**What you will do**
Nothing more is wanted than an exact repeat of the data below.

**Recorded data**
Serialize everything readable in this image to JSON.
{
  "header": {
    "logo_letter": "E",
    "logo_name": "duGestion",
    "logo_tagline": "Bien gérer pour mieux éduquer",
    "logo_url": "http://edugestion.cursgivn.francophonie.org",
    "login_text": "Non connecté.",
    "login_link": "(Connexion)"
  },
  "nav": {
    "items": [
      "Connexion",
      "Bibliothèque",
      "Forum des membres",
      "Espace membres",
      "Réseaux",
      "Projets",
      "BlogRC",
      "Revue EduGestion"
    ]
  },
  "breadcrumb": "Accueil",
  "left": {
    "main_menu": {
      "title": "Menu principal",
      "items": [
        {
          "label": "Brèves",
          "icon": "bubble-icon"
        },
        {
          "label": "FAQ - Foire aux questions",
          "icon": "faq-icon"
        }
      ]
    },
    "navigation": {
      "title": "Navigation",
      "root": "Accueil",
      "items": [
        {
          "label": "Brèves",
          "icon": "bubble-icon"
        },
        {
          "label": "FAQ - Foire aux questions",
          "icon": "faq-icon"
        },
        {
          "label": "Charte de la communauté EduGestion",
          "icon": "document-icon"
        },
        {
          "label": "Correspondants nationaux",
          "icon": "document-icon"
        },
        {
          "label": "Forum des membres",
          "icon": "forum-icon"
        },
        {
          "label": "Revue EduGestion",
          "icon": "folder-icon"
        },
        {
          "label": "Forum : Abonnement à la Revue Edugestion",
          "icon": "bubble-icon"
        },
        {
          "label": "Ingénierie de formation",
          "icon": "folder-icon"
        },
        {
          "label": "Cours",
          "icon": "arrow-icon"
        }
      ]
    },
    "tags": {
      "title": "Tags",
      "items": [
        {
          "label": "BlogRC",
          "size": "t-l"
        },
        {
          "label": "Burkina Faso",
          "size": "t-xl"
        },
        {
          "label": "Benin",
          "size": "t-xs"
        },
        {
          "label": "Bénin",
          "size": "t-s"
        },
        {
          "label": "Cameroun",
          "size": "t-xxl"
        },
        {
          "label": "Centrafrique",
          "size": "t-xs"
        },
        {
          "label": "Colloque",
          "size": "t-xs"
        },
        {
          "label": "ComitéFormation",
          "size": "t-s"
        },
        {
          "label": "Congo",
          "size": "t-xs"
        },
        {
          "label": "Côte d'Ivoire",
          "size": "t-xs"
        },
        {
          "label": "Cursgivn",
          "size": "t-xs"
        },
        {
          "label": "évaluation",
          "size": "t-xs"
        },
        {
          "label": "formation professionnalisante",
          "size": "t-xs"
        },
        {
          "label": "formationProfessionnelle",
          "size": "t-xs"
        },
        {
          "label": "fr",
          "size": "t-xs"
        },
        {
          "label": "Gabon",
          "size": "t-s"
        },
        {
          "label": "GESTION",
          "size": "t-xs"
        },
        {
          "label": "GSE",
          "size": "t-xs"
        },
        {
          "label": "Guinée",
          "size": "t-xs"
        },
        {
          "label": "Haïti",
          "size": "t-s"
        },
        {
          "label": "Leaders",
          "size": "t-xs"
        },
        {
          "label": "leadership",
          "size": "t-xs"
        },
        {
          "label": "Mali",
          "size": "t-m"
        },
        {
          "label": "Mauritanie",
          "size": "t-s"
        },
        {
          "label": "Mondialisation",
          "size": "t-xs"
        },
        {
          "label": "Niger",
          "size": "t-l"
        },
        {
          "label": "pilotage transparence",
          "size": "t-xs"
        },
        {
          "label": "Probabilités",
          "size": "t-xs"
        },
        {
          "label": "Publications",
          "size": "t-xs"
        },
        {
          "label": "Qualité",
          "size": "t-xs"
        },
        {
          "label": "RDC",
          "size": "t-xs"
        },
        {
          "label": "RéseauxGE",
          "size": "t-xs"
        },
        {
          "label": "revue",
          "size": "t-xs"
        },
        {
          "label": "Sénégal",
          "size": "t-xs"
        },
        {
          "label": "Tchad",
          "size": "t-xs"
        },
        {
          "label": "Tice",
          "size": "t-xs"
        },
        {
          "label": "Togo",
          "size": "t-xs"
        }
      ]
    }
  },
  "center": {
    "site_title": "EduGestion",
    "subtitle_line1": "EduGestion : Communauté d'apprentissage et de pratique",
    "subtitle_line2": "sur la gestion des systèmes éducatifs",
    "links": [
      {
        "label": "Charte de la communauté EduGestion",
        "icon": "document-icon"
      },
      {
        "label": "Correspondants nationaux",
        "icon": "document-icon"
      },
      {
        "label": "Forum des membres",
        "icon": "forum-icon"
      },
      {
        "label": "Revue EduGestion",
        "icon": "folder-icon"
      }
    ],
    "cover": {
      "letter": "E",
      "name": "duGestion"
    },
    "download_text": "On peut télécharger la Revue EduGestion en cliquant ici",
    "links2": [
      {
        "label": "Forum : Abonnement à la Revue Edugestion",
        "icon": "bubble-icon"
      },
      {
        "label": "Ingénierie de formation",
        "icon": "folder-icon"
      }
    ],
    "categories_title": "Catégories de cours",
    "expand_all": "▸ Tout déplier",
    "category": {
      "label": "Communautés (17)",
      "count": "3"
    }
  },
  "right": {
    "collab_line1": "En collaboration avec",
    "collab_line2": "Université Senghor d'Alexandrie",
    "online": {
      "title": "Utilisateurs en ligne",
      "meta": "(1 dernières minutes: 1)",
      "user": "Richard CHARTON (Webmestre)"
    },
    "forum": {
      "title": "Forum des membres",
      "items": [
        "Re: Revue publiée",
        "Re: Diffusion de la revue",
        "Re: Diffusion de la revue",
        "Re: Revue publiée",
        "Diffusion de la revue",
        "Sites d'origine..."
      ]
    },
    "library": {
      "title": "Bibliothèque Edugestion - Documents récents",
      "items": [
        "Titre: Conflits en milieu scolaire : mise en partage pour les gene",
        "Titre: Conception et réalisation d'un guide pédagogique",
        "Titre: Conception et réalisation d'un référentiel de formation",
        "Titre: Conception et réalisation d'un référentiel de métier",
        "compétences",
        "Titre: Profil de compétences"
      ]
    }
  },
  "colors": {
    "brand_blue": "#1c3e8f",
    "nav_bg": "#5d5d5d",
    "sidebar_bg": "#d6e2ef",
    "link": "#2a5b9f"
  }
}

**Result for this exercise**
Serialize everything readable in this image to JSON.
{
  "header": {
    "logo_letter": "E",
    "logo_name": "duGestion",
    "logo_tagline": "Bien gérer pour mieux éduquer",
    "logo_url": "http://edugestion.cursgivn.francophonie.org",
    "login_text": "Non connecté.",
    "login_link": "(Connexion)"
  },
  "nav": {
    "items": [
      "Connexion",
      "Bibliothèque",
      "Forum des membres",
      "Espace membres",
      "Réseaux",
      "Projets",
      "BlogRC",
      "Revue EduGestion"
    ]
  },
  "breadcrumb": "Accueil",
  "left": {
    "main_menu": {
      "title": "Menu principal",
      "items": [
        {
          "label": "Brèves",
          "icon": "bubble-icon"
        },
        {
          "label": "FAQ - Foire aux questions",
          "icon": "faq-icon"
        }
      ]
    },
    "navigation": {
      "title": "Navigation",
      "root": "Accueil",
      "items": [
        {
          "label": "Brèves",
          "icon": "bubble-icon"
        },
        {
          "label": "FAQ - Foire aux questions",
          "icon": "faq-icon"
        },
        {
          "label": "Charte de la communauté EduGestion",
          "icon": "document-icon"
        },
        {
          "label": "Correspondants nationaux",
          "icon": "document-icon"
        },
        {
          "label": "Forum des membres",
          "icon": "forum-icon"
        },
        {
          "label": "Revue EduGestion",
          "icon": "folder-icon"
        },
        {
          "label": "Forum : Abonnement à la Revue Edugestion",
          "icon": "bubble-icon"
        },
        {
          "label": "Ingénierie de formation",
          "icon": "folder-icon"
        },
        {
          "label": "Cours",
          "icon": "arrow-icon"
        }
      ]
    },
    "tags": {
      "title": "Tags",
      "items": [
        {
          "label": "BlogRC",
          "size": "t-l"
        },
        {
          "label": "Burkina Faso",
          "size": "t-xl"
        },
        {
          "label": "Benin",
          "size": "t-xs"
        },
        {
          "label": "Bénin",
          "size": "t-s"
        },
        {
          "label": "Cameroun",
          "size": "t-xxl"
        },
        {
          "label": "Centrafrique",
          "size": "t-xs"
        },
        {
          "label": "Colloque",
          "size": "t-xs"
        },
        {
          "label": "ComitéFormation",
          "size": "t-s"
        },
        {
          "label": "Congo",
          "size": "t-xs"
        },
        {
          "label": "Côte d'Ivoire",
          "size": "t-xs"
        },
        {
          "label": "Cursgivn",
          "size": "t-xs"
        },
        {
          "label": "évaluation",
          "size": "t-xs"
        },
        {
          "label": "formation professionnalisante",
          "size": "t-xs"
        },
        {
          "label": "formationProfessionnelle",
          "size": "t-xs"
        },
        {
          "label": "fr",
          "size": "t-xs"
        },
        {
          "label": "Gabon",
          "size": "t-s"
        },
        {
          "label": "GESTION",
          "size": "t-xs"
        },
        {
          "label": "GSE",
          "size": "t-xs"
        },
        {
          "label": "Guinée",
          "size": "t-xs"
        },
        {
          "label": "Haïti",
          "size": "t-s"
        },
        {
          "label": "Leaders",
          "size": "t-xs"
        },
        {
          "label": "leadership",
          "size": "t-xs"
        },
        {
          "label": "Mali",
          "size": "t-m"
        },
        {
          "label": "Mauritanie",
          "size": "t-s"
        },
        {
          "label": "Mondialisation",
          "size": "t-xs"
        },
        {
          "label": "Niger",
          "size": "t-l"
        },
        {
          "label": "pilotage transparence",
          "size": "t-xs"
        },
        {
          "label": "Probabilités",
          "size": "t-xs"
        },
        {
          "label": "Publications",
          "size": "t-xs"
        },
        {
          "label": "Qualité",
          "size": "t-xs"
        },
        {
          "label": "RDC",
          "size": "t-xs"
        },
        {
          "label": "RéseauxGE",
          "size": "t-xs"
        },
        {
          "label": "revue",
          "size": "t-xs"
        },
        {
          "label": "Sénégal",
          "size": "t-xs"
        },
        {
          "label": "Tchad",
          "size": "t-xs"
        },
        {
          "label": "Tice",
          "size": "t-xs"
        },
        {
          "label": "Togo",
          "size": "t-xs"
        }
      ]
    }
  },
  "center": {
    "site_title": "EduGestion",
    "subtitle_line1": "EduGestion : Communauté d'apprentissage et de pratique",
    "subtitle_line2": "sur la gestion des systèmes éducatifs",
    "links": [
      {
        "label": "Charte de la communauté EduGestion",
        "icon": "document-icon"
      },
      {
        "label": "Correspondants nationaux",
        "icon": "document-icon"
      },
      {
        "label": "Forum des membres",
        "icon": "forum-icon"
      },
      {
        "label": "Revue EduGestion",
        "icon": "folder-icon"
      }
    ],
    "cover": {
      "letter": "E",
      "name": "duGestion"
    },
    "download_text": "On peut télécharger la Revue EduGestion en cliquant ici",
    "links2": [
      {
        "label": "Forum : Abonnement à la Revue Edugestion",
        "icon": "bubble-icon"
      },
      {
        "label": "Ingénierie de formation",
        "icon": "folder-icon"
      }
    ],
    "categories_title": "Catégories de cours",
    "expand_all": "▸ Tout déplier",
    "category": {
      "label": "Communautés (17)",
      "count": "3"
    }
  },
  "right": {
    "collab_line1": "En collaboration avec",
    "collab_line2": "Université Senghor d'Alexandrie",
    "online": {
      "title": "Utilisateurs en ligne",
      "meta": "(1 dernières minutes: 1)",
      "user": "Richard CHARTON (Webmestre)"
    },
    "forum": {
      "title": "Forum des membres",
      "items": [
        "Re: Revue publiée",
        "Re: Diffusion de la revue",
        "Re: Diffusion de la revue",
        "Re: Revue publiée",
        "Diffusion de la revue",
        "Sites d'origine..."
      ]
    },
    "library": {
      "title": "Bibliothèque Edugestion - Documents récents",
      "items": [
        "Titre: Conflits en milieu scolaire : mise en partage pour les gene",
        "Titre: Conception et réalisation d'un guide pédagogique",
        "Titre: Conception et réalisation d'un référentiel de formation",
        "Titre: Conception et réalisation d'un référentiel de métier",
        "compétences",
        "Titre: Profil de compétences"
      ]
    }
  },
  "colors": {
    "brand_blue": "#1c3e8f",
    "nav_bg": "#5d5d5d",
    "sidebar_bg": "#d6e2ef",
    "link": "#2a5b9f"
  }
}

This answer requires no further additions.